ABOUT THIS EXERCISE =
Print the records again, matching each line exactly.

Start of DATA TO EXAMINE

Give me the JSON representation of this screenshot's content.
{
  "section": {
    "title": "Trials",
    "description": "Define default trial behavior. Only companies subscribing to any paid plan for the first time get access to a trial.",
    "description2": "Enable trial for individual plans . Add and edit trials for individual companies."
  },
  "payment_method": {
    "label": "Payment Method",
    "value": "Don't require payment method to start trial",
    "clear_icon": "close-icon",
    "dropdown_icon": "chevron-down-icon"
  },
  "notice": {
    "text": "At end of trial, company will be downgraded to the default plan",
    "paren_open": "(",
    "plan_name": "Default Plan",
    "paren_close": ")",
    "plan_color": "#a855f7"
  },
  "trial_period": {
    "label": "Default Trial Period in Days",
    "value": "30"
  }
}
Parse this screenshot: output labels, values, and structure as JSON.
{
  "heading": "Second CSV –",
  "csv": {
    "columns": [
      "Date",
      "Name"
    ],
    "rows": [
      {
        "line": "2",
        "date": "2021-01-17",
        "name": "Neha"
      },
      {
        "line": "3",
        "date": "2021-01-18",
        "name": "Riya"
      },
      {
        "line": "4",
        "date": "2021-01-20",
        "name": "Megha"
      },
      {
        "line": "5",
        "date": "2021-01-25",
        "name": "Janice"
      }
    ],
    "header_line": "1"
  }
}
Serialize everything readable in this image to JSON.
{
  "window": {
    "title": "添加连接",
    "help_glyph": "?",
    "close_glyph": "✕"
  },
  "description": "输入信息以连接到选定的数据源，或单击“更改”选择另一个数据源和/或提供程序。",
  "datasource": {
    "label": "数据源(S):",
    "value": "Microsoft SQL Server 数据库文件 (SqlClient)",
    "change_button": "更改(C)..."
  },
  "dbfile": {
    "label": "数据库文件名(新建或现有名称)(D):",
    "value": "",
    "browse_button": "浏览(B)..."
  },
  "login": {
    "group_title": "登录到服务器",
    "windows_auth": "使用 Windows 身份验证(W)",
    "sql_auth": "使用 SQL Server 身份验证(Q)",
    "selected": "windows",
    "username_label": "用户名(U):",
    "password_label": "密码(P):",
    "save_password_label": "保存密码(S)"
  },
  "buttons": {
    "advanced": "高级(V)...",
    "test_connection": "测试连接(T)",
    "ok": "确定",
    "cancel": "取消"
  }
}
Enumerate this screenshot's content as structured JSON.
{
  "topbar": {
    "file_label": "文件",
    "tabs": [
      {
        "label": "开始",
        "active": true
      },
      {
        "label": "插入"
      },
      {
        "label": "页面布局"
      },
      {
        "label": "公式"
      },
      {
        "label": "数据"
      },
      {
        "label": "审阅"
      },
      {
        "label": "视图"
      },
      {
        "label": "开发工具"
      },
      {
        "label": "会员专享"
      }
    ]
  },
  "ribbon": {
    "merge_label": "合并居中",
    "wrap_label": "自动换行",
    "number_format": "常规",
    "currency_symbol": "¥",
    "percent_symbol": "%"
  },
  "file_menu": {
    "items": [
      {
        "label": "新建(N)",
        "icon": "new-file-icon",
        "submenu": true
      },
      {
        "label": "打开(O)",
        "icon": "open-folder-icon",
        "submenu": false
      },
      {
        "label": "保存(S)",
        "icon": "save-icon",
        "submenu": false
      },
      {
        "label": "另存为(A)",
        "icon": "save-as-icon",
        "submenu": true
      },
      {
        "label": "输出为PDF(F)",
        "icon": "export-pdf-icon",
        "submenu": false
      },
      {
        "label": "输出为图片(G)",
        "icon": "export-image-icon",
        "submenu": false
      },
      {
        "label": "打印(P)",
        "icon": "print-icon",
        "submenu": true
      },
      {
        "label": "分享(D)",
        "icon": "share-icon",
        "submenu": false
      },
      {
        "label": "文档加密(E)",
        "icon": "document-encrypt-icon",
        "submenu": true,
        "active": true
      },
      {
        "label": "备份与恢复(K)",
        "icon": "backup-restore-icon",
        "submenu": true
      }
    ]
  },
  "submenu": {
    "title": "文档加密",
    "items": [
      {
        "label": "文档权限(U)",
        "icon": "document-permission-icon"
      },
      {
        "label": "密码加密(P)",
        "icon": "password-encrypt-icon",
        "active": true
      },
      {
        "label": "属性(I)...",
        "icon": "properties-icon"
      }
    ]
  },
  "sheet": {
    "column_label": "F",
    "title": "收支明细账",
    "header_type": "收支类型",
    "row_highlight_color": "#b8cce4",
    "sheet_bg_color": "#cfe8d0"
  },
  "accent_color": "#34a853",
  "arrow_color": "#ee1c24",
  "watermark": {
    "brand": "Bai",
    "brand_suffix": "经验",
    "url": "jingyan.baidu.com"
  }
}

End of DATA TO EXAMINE

WRITTEN SOLUTION =
Give me the JSON representation of this screenshot's content.
{
  "section": {
    "title": "Trials",
    "description": "Define default trial behavior. Only companies subscribing to any paid plan for the first time get access to a trial.",
    "description2": "Enable trial for individual plans . Add and edit trials for individual companies."
  },
  "payment_method": {
    "label": "Payment Method",
    "value": "Don't require payment method to start trial",
    "clear_icon": "close-icon",
    "dropdown_icon": "chevron-down-icon"
  },
  "notice": {
    "text": "At end of trial, company will be downgraded to the default plan",
    "paren_open": "(",
    "plan_name": "Default Plan",
    "paren_close": ")",
    "plan_color": "#a855f7"
  },
  "trial_period": {
    "label": "Default Trial Period in Days",
    "value": "30"
  }
}
Parse this screenshot: output labels, values, and structure as JSON.
{
  "heading": "Second CSV –",
  "csv": {
    "columns": [
      "Date",
      "Name"
    ],
    "rows": [
      {
        "line": "2",
        "date": "2021-01-17",
        "name": "Neha"
      },
      {
        "line": "3",
        "date": "2021-01-18",
        "name": "Riya"
      },
      {
        "line": "4",
        "date": "2021-01-20",
        "name": "Megha"
      },
      {
        "line": "5",
        "date": "2021-01-25",
        "name": "Janice"
      }
    ],
    "header_line": "1"
  }
}
Serialize everything readable in this image to JSON.
{
  "window": {
    "title": "添加连接",
    "help_glyph": "?",
    "close_glyph": "✕"
  },
  "description": "输入信息以连接到选定的数据源，或单击“更改”选择另一个数据源和/或提供程序。",
  "datasource": {
    "label": "数据源(S):",
    "value": "Microsoft SQL Server 数据库文件 (SqlClient)",
    "change_button": "更改(C)..."
  },
  "dbfile": {
    "label": "数据库文件名(新建或现有名称)(D):",
    "value": "",
    "browse_button": "浏览(B)..."
  },
  "login": {
    "group_title": "登录到服务器",
    "windows_auth": "使用 Windows 身份验证(W)",
    "sql_auth": "使用 SQL Server 身份验证(Q)",
    "selected": "windows",
    "username_label": "用户名(U):",
    "password_label": "密码(P):",
    "save_password_label": "保存密码(S)"
  },
  "buttons": {
    "advanced": "高级(V)...",
    "test_connection": "测试连接(T)",
    "ok": "确定",
    "cancel": "取消"
  }
}
Enumerate this screenshot's content as structured JSON.
{
  "topbar": {
    "file_label": "文件",
    "tabs": [
      {
        "label": "开始",
        "active": true
      },
      {
        "label": "插入"
      },
      {
        "label": "页面布局"
      },
      {
        "label": "公式"
      },
      {
        "label": "数据"
      },
      {
        "label": "审阅"
      },
      {
        "label": "视图"
      },
      {
        "label": "开发工具"
      },
      {
        "label": "会员专享"
      }
    ]
  },
  "ribbon": {
    "merge_label": "合并居中",
    "wrap_label": "自动换行",
    "number_format": "常规",
    "currency_symbol": "¥",
    "percent_symbol": "%"
  },
  "file_menu": {
    "items": [
      {
        "label": "新建(N)",
        "icon": "new-file-icon",
        "submenu": true
      },
      {
        "label": "打开(O)",
        "icon": "open-folder-icon",
        "submenu": false
      },
      {
        "label": "保存(S)",
        "icon": "save-icon",
        "submenu": false
      },
      {
        "label": "另存为(A)",
        "icon": "save-as-icon",
        "submenu": true
      },
      {
        "label": "输出为PDF(F)",
        "icon": "export-pdf-icon",
        "submenu": false
      },
      {
        "label": "输出为图片(G)",
        "icon": "export-image-icon",
        "submenu": false
      },
      {
        "label": "打印(P)",
        "icon": "print-icon",
        "submenu": true
      },
      {
        "label": "分享(D)",
        "icon": "share-icon",
        "submenu": false
      },
      {
        "label": "文档加密(E)",
        "icon": "document-encrypt-icon",
        "submenu": true,
        "active": true
      },
      {
        "label": "备份与恢复(K)",
        "icon": "backup-restore-icon",
        "submenu": true
      }
    ]
  },
  "submenu": {
    "title": "文档加密",
    "items": [
      {
        "label": "文档权限(U)",
        "icon": "document-permission-icon"
      },
      {
        "label": "密码加密(P)",
        "icon": "password-encrypt-icon",
        "active": true
      },
      {
        "label": "属性(I)...",
        "icon": "properties-icon"
      }
    ]
  },
  "sheet": {
    "column_label": "F",
    "title": "收支明细账",
    "header_type": "收支类型",
    "row_highlight_color": "#b8cce4",
    "sheet_bg_color": "#cfe8d0"
  },
  "accent_color": "#34a853",
  "arrow_color": "#ee1c24",
  "watermark": {
    "brand": "Bai",
    "brand_suffix": "经验",
    "url": "jingyan.baidu.com"
  }
}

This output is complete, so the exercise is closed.